In a unanimous ruling, the Court of Appeals struck down the follow-the-money section of the policy that says a student who is financially dependent on someone who lives outside of Maryland must pay the higher nonresident tuition rate, a difference of as much as $7,000 a year.
The court said that the University System of Maryland must base residency decisions on other criteria and drop those that relate to a student's financial dependence. The other factors include possession of a Maryland driver's license, liability for Maryland taxes and not being registered to vote in another state.
How many students are likely to be affected and how much money the university system stands to lose is unknown, though university officials estimated affected students would be a small percentage of the out-of-staters among the more than 110,000 students at 11 institutions.
The distinction between in-state and out-of-state students is financially significant: This year at the College Park campus, a Maryland resident pays $5,136 in tuition and mandatory fees, while a nonresident student pays $12,668 - more than twice as much - because out-of-staters are expected to bear the full cost of their education, without help from Maryland taxpayers.
Jeremy R. Frankel, a 1998 graduate of the College Park campus who brought the lawsuit, challenged the requirement that he pay the higher tuition. He maintained that he did not get a fair chance to show university officials that, although his parents' divorce and subsequent moves had taken him out of state from Montgomery County for four years, he was a Marylander.
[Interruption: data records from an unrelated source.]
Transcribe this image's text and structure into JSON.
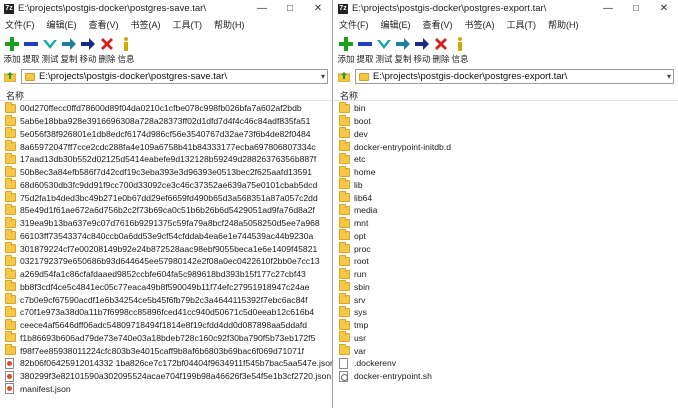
{
  "left_window": {
    "title": "E:\\projects\\postgis-docker\\postgres-save.tar\\",
    "address": "E:\\projects\\postgis-docker\\postgres-save.tar\\",
    "column_header": "名称",
    "items": [
      {
        "name": "00d270ffecc0ffd78600d89f04da0210c1cfbe078c998fb026bfa7a602af2bdb",
        "type": "folder"
      },
      {
        "name": "5ab6e18bba928e3916696308a728a28373ff02d1dfd7d4f4c46c84adf835fa51",
        "type": "folder"
      },
      {
        "name": "5e056f38f926801e1db8edcf6174d986cf56e3540767d32ae73f6b4de82f0484",
        "type": "folder"
      },
      {
        "name": "8a65972047ff7cce2cdc288fa4e109a6758b41b84333177ecba697806807334c",
        "type": "folder"
      },
      {
        "name": "17aad13db30b552d02125d5414eabefe9d132128b59249d28826376356b887f",
        "type": "folder"
      },
      {
        "name": "50b8ec3a84efb586f7d42cdf19c3eba393e3d96393e0513bec2f625aafd13591",
        "type": "folder"
      },
      {
        "name": "68d60530db3fc9dd91f9cc700d33092ce3c46c37352ae639a75e0101cbab5dcd",
        "type": "folder"
      },
      {
        "name": "75d2fa1b4ded3bc49b271e0b67dd29ef6659fd490b65d3a568351a87a057c2dd",
        "type": "folder"
      },
      {
        "name": "85e49d1f61ae672a6d756b2c2f73b69ca0c51b6b26b6d5429051ad9fa76d8a2f",
        "type": "folder"
      },
      {
        "name": "319ea9b13ba637e9c07d7616b9291375c59fa79a8bcf248a5058250d5ee7a968",
        "type": "folder"
      },
      {
        "name": "66103ff73543374c840ccb0a6dd53e9cf54cfddab4ea6e1e744539ac44b9230a",
        "type": "folder"
      },
      {
        "name": "301879224cf7e00208149b92e24b872528aac98ebf9055beca1e6e1409f45821",
        "type": "folder"
      },
      {
        "name": "0321792379e650686b93d644645ee57980142e2f08a0ec0422610f2bb0e7cc13",
        "type": "folder"
      },
      {
        "name": "a269d54fa1c86cfafdaaed9852ccbfe604fa5c989618bd393b15f177c27cbf43",
        "type": "folder"
      },
      {
        "name": "bb8f3cdf4ce5c4841ec05c77eaca49b8f590049b11f74efc27951918947c24ae",
        "type": "folder"
      },
      {
        "name": "c7b0e9cf67590acdf1e6b34254ce5b45f6fb79b2c3a4644115392f7ebc6ac84f",
        "type": "folder"
      },
      {
        "name": "c70f1e973a38d0a11b7f6998cc85896fced41cc940d50671c5d0eeab12c616b4",
        "type": "folder"
      },
      {
        "name": "ceece4af5646dff06adc54809718494f1814e8f19cfdd4dd0d087898aa5ddafd",
        "type": "folder"
      },
      {
        "name": "f1b86693b606ad79de73e740e03a18bdeb728c160c92f30ba790f5b73eb172f5",
        "type": "folder"
      },
      {
        "name": "f98f7ee85938011224cfc803b3e4015caff9b8af6b6803b69bac6f069d71071f",
        "type": "folder"
      },
      {
        "name": "82b06f06425912014332 1ba826ce7c172bf04404f9634911f545b7bac5aa547e.json",
        "type": "json"
      },
      {
        "name": "380299f3e82101590a302095524acae704f199b98a46626f3e54f5e1b3cf2720.json",
        "type": "json"
      },
      {
        "name": "manifest.json",
        "type": "json"
      }
    ]
  },
  "right_window": {
    "title": "E:\\projects\\postgis-docker\\postgres-export.tar\\",
    "address": "E:\\projects\\postgis-docker\\postgres-export.tar\\",
    "column_header": "名称",
    "items": [
      {
        "name": "bin",
        "type": "folder"
      },
      {
        "name": "boot",
        "type": "folder"
      },
      {
        "name": "dev",
        "type": "folder"
      },
      {
        "name": "docker-entrypoint-initdb.d",
        "type": "folder"
      },
      {
        "name": "etc",
        "type": "folder"
      },
      {
        "name": "home",
        "type": "folder"
      },
      {
        "name": "lib",
        "type": "folder"
      },
      {
        "name": "lib64",
        "type": "folder"
      },
      {
        "name": "media",
        "type": "folder"
      },
      {
        "name": "mnt",
        "type": "folder"
      },
      {
        "name": "opt",
        "type": "folder"
      },
      {
        "name": "proc",
        "type": "folder"
      },
      {
        "name": "root",
        "type": "folder"
      },
      {
        "name": "run",
        "type": "folder"
      },
      {
        "name": "sbin",
        "type": "folder"
      },
      {
        "name": "srv",
        "type": "folder"
      },
      {
        "name": "sys",
        "type": "folder"
      },
      {
        "name": "tmp",
        "type": "folder"
      },
      {
        "name": "usr",
        "type": "folder"
      },
      {
        "name": "var",
        "type": "folder"
      },
      {
        "name": ".dockerenv",
        "type": "file"
      },
      {
        "name": "docker-entrypoint.sh",
        "type": "gear"
      }
    ]
  },
  "menu": [
    "文件(F)",
    "编辑(E)",
    "查看(V)",
    "书签(A)",
    "工具(T)",
    "帮助(H)"
  ],
  "toolbar": [
    {
      "label": "添加",
      "icon": "plus-icon",
      "color": "#1aa31a"
    },
    {
      "label": "提取",
      "icon": "minus-icon",
      "color": "#1f3fbf"
    },
    {
      "label": "测试",
      "icon": "check-icon",
      "color": "#19a9a9"
    },
    {
      "label": "复制",
      "icon": "copy-arrow-icon",
      "color": "#1f7fa0"
    },
    {
      "label": "移动",
      "icon": "move-arrow-icon",
      "color": "#1a2a8a"
    },
    {
      "label": "删除",
      "icon": "delete-x-icon",
      "color": "#d61f1f"
    },
    {
      "label": "信息",
      "icon": "info-icon",
      "color": "#d4a800"
    }
  ],
  "window_controls": {
    "minimize": "—",
    "maximize": "□",
    "close": "✕"
  },
  "app_icon_text": "7z"
}
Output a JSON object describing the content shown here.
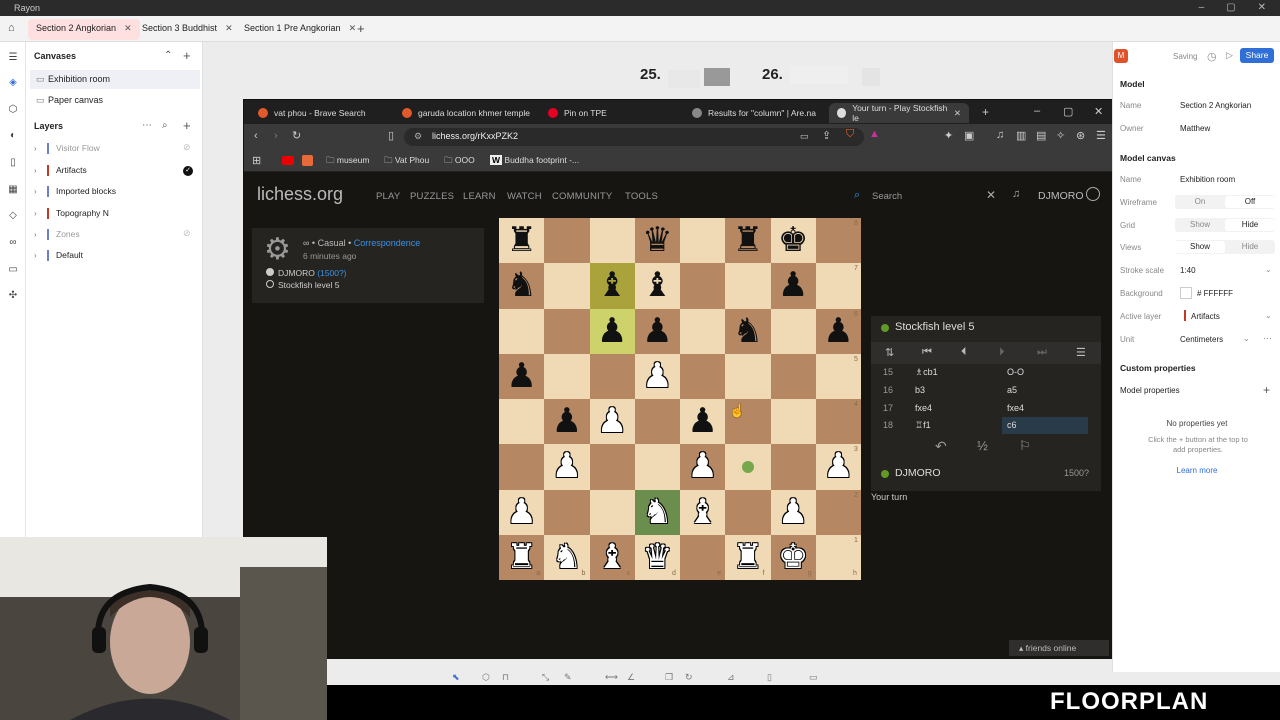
{
  "app": {
    "title": "Rayon",
    "window_controls": [
      "–",
      "▢",
      "✕"
    ]
  },
  "tabs": [
    {
      "label": "Section 2 Angkorian",
      "active": true
    },
    {
      "label": "Section 3 Buddhist",
      "active": false
    },
    {
      "label": "Section 1 Pre Angkorian",
      "active": false
    }
  ],
  "sidebar": {
    "canvases_title": "Canvases",
    "canvases": [
      {
        "label": "Exhibition room",
        "selected": true
      },
      {
        "label": "Paper canvas",
        "selected": false
      }
    ],
    "layers_title": "Layers",
    "layers": [
      {
        "label": "Visitor Flow",
        "color": "#6b7ec7",
        "dim": true,
        "hidden": true
      },
      {
        "label": "Artifacts",
        "color": "#c0392b",
        "dim": false,
        "check": true
      },
      {
        "label": "Imported blocks",
        "color": "#6b7ec7",
        "dim": false
      },
      {
        "label": "Topography N",
        "color": "#c0392b",
        "dim": false
      },
      {
        "label": "Zones",
        "color": "#6b7ec7",
        "dim": true,
        "hidden": true
      },
      {
        "label": "Default",
        "color": "#6b7ec7",
        "dim": false
      }
    ]
  },
  "canvas": {
    "num25": "25.",
    "num26": "26."
  },
  "browser": {
    "tabs": [
      {
        "label": "vat phou - Brave Search",
        "color": "#e05a2b"
      },
      {
        "label": "garuda location khmer temple",
        "color": "#e05a2b"
      },
      {
        "label": "Pin on TPE",
        "color": "#e60023"
      },
      {
        "label": "Results for \"column\" | Are.na",
        "color": "#888"
      },
      {
        "label": "Your turn - Play Stockfish le",
        "color": "#ddd",
        "active": true
      }
    ],
    "url": "lichess.org/rKxxPZK2",
    "bookmarks": [
      "museum",
      "Vat Phou",
      "OOO",
      "Buddha footprint -..."
    ],
    "site": {
      "logo": "lichess.org",
      "nav": [
        "PLAY",
        "PUZZLES",
        "LEARN",
        "WATCH",
        "COMMUNITY",
        "TOOLS"
      ],
      "search": "Search",
      "user": "DJMORO"
    },
    "game": {
      "mode_prefix": "∞ • Casual • ",
      "mode_link": "Correspondence",
      "time": "6 minutes ago",
      "white": "DJMORO",
      "white_rating": "(1500?)",
      "black": "Stockfish level 5"
    },
    "moves_panel": {
      "opponent": "Stockfish level 5",
      "moves": [
        {
          "n": "15",
          "w": "♗cb1",
          "b": "O-O"
        },
        {
          "n": "16",
          "w": "b3",
          "b": "a5"
        },
        {
          "n": "17",
          "w": "fxe4",
          "b": "fxe4"
        },
        {
          "n": "18",
          "w": "♖f1",
          "b": "c6",
          "current": true
        }
      ],
      "player": "DJMORO",
      "player_rating": "1500?",
      "status": "Your turn",
      "draw": "½"
    },
    "friends": "friends online"
  },
  "board": {
    "pieces": [
      "r..q.rk.",
      "n.bb..p.",
      "..pp.n.p",
      "p..P....",
      ".pP.p...",
      ".P..P..P",
      "P..NB.P.",
      "RNBQ.RK."
    ],
    "ranks": [
      "8",
      "7",
      "6",
      "5",
      "4",
      "3",
      "2",
      "1"
    ],
    "files": [
      "a",
      "b",
      "c",
      "d",
      "e",
      "f",
      "g",
      "h"
    ]
  },
  "props": {
    "user_initial": "M",
    "saving": "Saving",
    "share": "Share",
    "model_title": "Model",
    "name_label": "Name",
    "name_value": "Section 2 Angkorian",
    "owner_label": "Owner",
    "owner_value": "Matthew",
    "canvas_title": "Model canvas",
    "cname_value": "Exhibition room",
    "wireframe_label": "Wireframe",
    "on": "On",
    "off": "Off",
    "grid_label": "Grid",
    "show": "Show",
    "hide": "Hide",
    "views_label": "Views",
    "stroke_label": "Stroke scale",
    "stroke_value": "1:40",
    "bg_label": "Background",
    "bg_value": "# FFFFFF",
    "active_layer_label": "Active layer",
    "active_layer_value": "Artifacts",
    "unit_label": "Unit",
    "unit_value": "Centimeters",
    "custom_title": "Custom properties",
    "model_props": "Model properties",
    "none_title": "No properties yet",
    "none_desc": "Click the + button at the top to add properties.",
    "learn": "Learn more"
  },
  "brand": "FLOORPLAN"
}
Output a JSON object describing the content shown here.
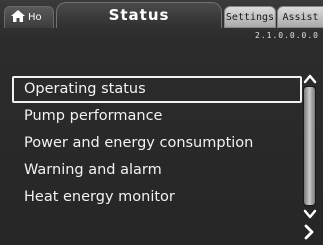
{
  "tabs": {
    "home_label": "Ho",
    "active_title": "Status",
    "settings_label": "Settings",
    "assist_label": "Assist"
  },
  "version": "2.1.0.0.0.0",
  "menu": {
    "items": [
      {
        "label": "Operating status",
        "selected": true
      },
      {
        "label": "Pump performance",
        "selected": false
      },
      {
        "label": "Power and energy consumption",
        "selected": false
      },
      {
        "label": "Warning and alarm",
        "selected": false
      },
      {
        "label": "Heat energy monitor",
        "selected": false
      }
    ]
  },
  "icons": {
    "home": "home-icon",
    "scroll_up": "chevron-up-icon",
    "scroll_down": "chevron-down-icon",
    "next": "chevron-right-icon"
  },
  "colors": {
    "background": "#2b2b2b",
    "text": "#ffffff",
    "inactive_tab": "#c8c8c8"
  }
}
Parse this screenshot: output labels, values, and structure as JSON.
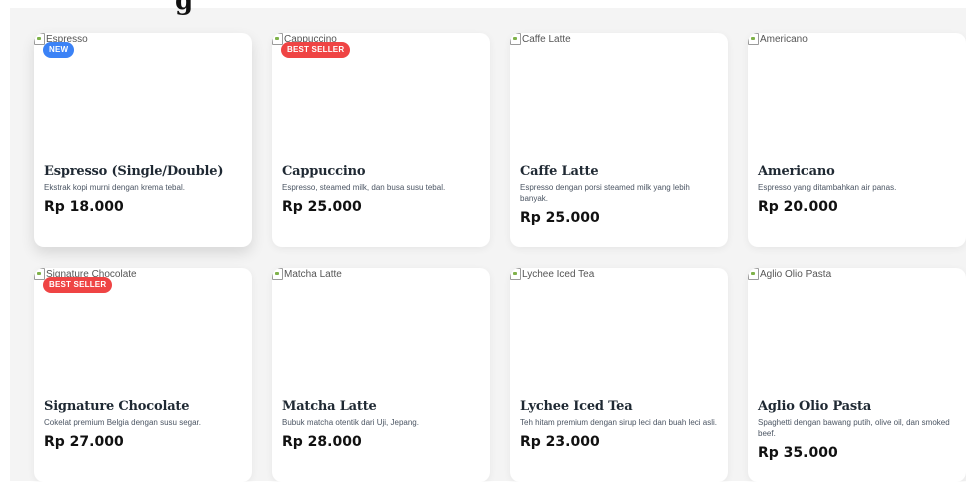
{
  "header": {
    "title": "g"
  },
  "products": [
    {
      "name": "Espresso (Single/Double)",
      "alt": "Espresso",
      "desc": "Ekstrak kopi murni dengan krema tebal.",
      "price": "Rp 18.000",
      "badge": "NEW"
    },
    {
      "name": "Cappuccino",
      "alt": "Cappuccino",
      "desc": "Espresso, steamed milk, dan busa susu tebal.",
      "price": "Rp 25.000",
      "badge": "BEST SELLER"
    },
    {
      "name": "Caffe Latte",
      "alt": "Caffe Latte",
      "desc": "Espresso dengan porsi steamed milk yang lebih banyak.",
      "price": "Rp 25.000",
      "badge": ""
    },
    {
      "name": "Americano",
      "alt": "Americano",
      "desc": "Espresso yang ditambahkan air panas.",
      "price": "Rp 20.000",
      "badge": ""
    },
    {
      "name": "Signature Chocolate",
      "alt": "Signature Chocolate",
      "desc": "Cokelat premium Belgia dengan susu segar.",
      "price": "Rp 27.000",
      "badge": "BEST SELLER"
    },
    {
      "name": "Matcha Latte",
      "alt": "Matcha Latte",
      "desc": "Bubuk matcha otentik dari Uji, Jepang.",
      "price": "Rp 28.000",
      "badge": ""
    },
    {
      "name": "Lychee Iced Tea",
      "alt": "Lychee Iced Tea",
      "desc": "Teh hitam premium dengan sirup leci dan buah leci asli.",
      "price": "Rp 23.000",
      "badge": ""
    },
    {
      "name": "Aglio Olio Pasta",
      "alt": "Aglio Olio Pasta",
      "desc": "Spaghetti dengan bawang putih, olive oil, dan smoked beef.",
      "price": "Rp 35.000",
      "badge": ""
    }
  ],
  "colors": {
    "new_badge": "#3b82f6",
    "best_seller_badge": "#ef4444"
  }
}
The court agreed with him yesterday.
His father said that for Frankel, now a 23-year-old commercial loan underwriter at a Virginia bank, close to $18,000 was at stake.
"He's got loans outstanding and certainly would stand to receive compensation from this," David Frankel said.
Yesterday's ruling sends the case back to a lower court, where Jeremy Frankel initially lost. The court could decide whether Frankel is due a refund, or return the issue to the university.
The court ruling yesterday told university officials that the "absolute preclusion of in-state tuition status for any student whose primary monetary support comes from out-of-state source arbitrarily and irrationally discriminates against many bona fide Maryland residents."
"Many applications of the policy will be inconsistent with the objective of providing a tuition benefit to bona fide Maryland residents," Judge John C. Eldridge wrote in a 19-page opinion, adding that the policy as written would lead to wrong-headed decisions.
Under the university's policy, a Marylander who is a child of divorced parents, and who would be supported in college by the out-of-state parent, would be required to pay the higher tuition. A Marylander whose grandparent in New York, for example, picked up the tab for college would merit the same treatment under the provision that the court rejected.
Three of the court's seven judges hammered at that point during oral arguments in October 1999. Judge Dale R. Cathell appeared astonished with the affirmative response from the university system's attorney to his question: "You're saying that if I move to Florida, my son is not going to be considered a resident of Maryland, even though he hasn't lived anywhere else?"
At the same time, in a closing footnote in the ruling, the court invited the Board of Regents to rewrite its tuition policy to consider the source of financial support along with other factors. Board of Regents Chairman Nathan A. Chapman Jr. said he will bring up the matter at the Dec. 8 board meeting.
"The key point is we want to make sure that we are fair to both the students and the taxpayers who support higher education," Chapman said yesterday.
Assistant Attorney General Mark J. Davis said the system's leaders were waiting for this opinion before contemplating a rewrite of the tuition policy.
Frankel contended that it was unconstitutional for the university system to set up a process that did not let a student supported by out-of-state parents show he was not a border-hopper. Davis argued that any policy that failed to make the student's source of income the deciding factor in residency decisions would be "an open invitation to fraud."